# [To do]
Only the lines with "VizEngine" in them need to be copied from the listing.
#####
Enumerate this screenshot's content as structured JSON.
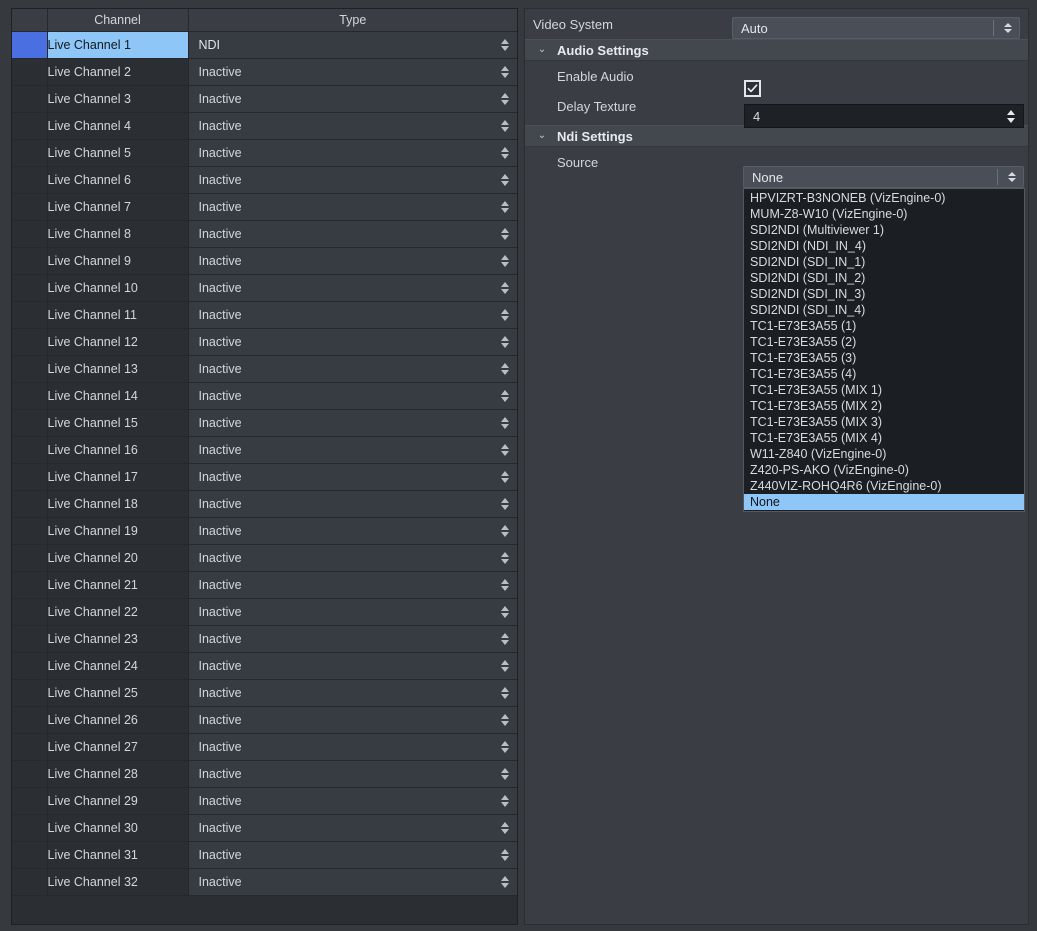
{
  "table": {
    "columns": [
      "",
      "Channel",
      "Type"
    ],
    "column_names": {
      "indicator": "",
      "channel": "Channel",
      "type": "Type"
    },
    "selected_row_index": 0,
    "rows": [
      {
        "channel": "Live Channel 1",
        "type": "NDI"
      },
      {
        "channel": "Live Channel 2",
        "type": "Inactive"
      },
      {
        "channel": "Live Channel 3",
        "type": "Inactive"
      },
      {
        "channel": "Live Channel 4",
        "type": "Inactive"
      },
      {
        "channel": "Live Channel 5",
        "type": "Inactive"
      },
      {
        "channel": "Live Channel 6",
        "type": "Inactive"
      },
      {
        "channel": "Live Channel 7",
        "type": "Inactive"
      },
      {
        "channel": "Live Channel 8",
        "type": "Inactive"
      },
      {
        "channel": "Live Channel 9",
        "type": "Inactive"
      },
      {
        "channel": "Live Channel 10",
        "type": "Inactive"
      },
      {
        "channel": "Live Channel 11",
        "type": "Inactive"
      },
      {
        "channel": "Live Channel 12",
        "type": "Inactive"
      },
      {
        "channel": "Live Channel 13",
        "type": "Inactive"
      },
      {
        "channel": "Live Channel 14",
        "type": "Inactive"
      },
      {
        "channel": "Live Channel 15",
        "type": "Inactive"
      },
      {
        "channel": "Live Channel 16",
        "type": "Inactive"
      },
      {
        "channel": "Live Channel 17",
        "type": "Inactive"
      },
      {
        "channel": "Live Channel 18",
        "type": "Inactive"
      },
      {
        "channel": "Live Channel 19",
        "type": "Inactive"
      },
      {
        "channel": "Live Channel 20",
        "type": "Inactive"
      },
      {
        "channel": "Live Channel 21",
        "type": "Inactive"
      },
      {
        "channel": "Live Channel 22",
        "type": "Inactive"
      },
      {
        "channel": "Live Channel 23",
        "type": "Inactive"
      },
      {
        "channel": "Live Channel 24",
        "type": "Inactive"
      },
      {
        "channel": "Live Channel 25",
        "type": "Inactive"
      },
      {
        "channel": "Live Channel 26",
        "type": "Inactive"
      },
      {
        "channel": "Live Channel 27",
        "type": "Inactive"
      },
      {
        "channel": "Live Channel 28",
        "type": "Inactive"
      },
      {
        "channel": "Live Channel 29",
        "type": "Inactive"
      },
      {
        "channel": "Live Channel 30",
        "type": "Inactive"
      },
      {
        "channel": "Live Channel 31",
        "type": "Inactive"
      },
      {
        "channel": "Live Channel 32",
        "type": "Inactive"
      }
    ]
  },
  "settings": {
    "video_system": {
      "label": "Video System",
      "value": "Auto"
    },
    "audio_section": {
      "title": "Audio Settings",
      "expanded": true,
      "chevron": "⌄",
      "enable_audio": {
        "label": "Enable Audio",
        "checked": true
      },
      "delay_texture": {
        "label": "Delay Texture",
        "value": "4"
      }
    },
    "ndi_section": {
      "title": "Ndi Settings",
      "expanded": true,
      "chevron": "⌄",
      "source": {
        "label": "Source",
        "value": "None",
        "dropdown_open": true,
        "selected_option": "None",
        "options": [
          "HPVIZRT-B3NONEB (VizEngine-0)",
          "MUM-Z8-W10 (VizEngine-0)",
          "SDI2NDI (Multiviewer 1)",
          "SDI2NDI (NDI_IN_4)",
          "SDI2NDI (SDI_IN_1)",
          "SDI2NDI (SDI_IN_2)",
          "SDI2NDI (SDI_IN_3)",
          "SDI2NDI (SDI_IN_4)",
          "TC1-E73E3A55 (1)",
          "TC1-E73E3A55 (2)",
          "TC1-E73E3A55 (3)",
          "TC1-E73E3A55 (4)",
          "TC1-E73E3A55 (MIX 1)",
          "TC1-E73E3A55 (MIX 2)",
          "TC1-E73E3A55 (MIX 3)",
          "TC1-E73E3A55 (MIX 4)",
          "W11-Z840 (VizEngine-0)",
          "Z420-PS-AKO (VizEngine-0)",
          "Z440VIZ-ROHQ4R6 (VizEngine-0)",
          "None"
        ]
      }
    }
  },
  "colors": {
    "window_bg": "#36393d",
    "table_bg": "#2b2e33",
    "header_bg": "#3a3d43",
    "type_cell_bg": "#373b42",
    "panel_bg": "#3a3e44",
    "section_bg": "#43474e",
    "selection_blue": "#8ec6f7",
    "indicator_blue": "#4a6fe0",
    "dropdown_bg": "#1b1e22",
    "text": "#d3d7db"
  }
}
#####
# [Answer area]
          "HPVIZRT-B3NONEB (VizEngine-0)",
          "MUM-Z8-W10 (VizEngine-0)",
          "W11-Z840 (VizEngine-0)",
          "Z420-PS-AKO (VizEngine-0)",
          "Z440VIZ-ROHQ4R6 (VizEngine-0)",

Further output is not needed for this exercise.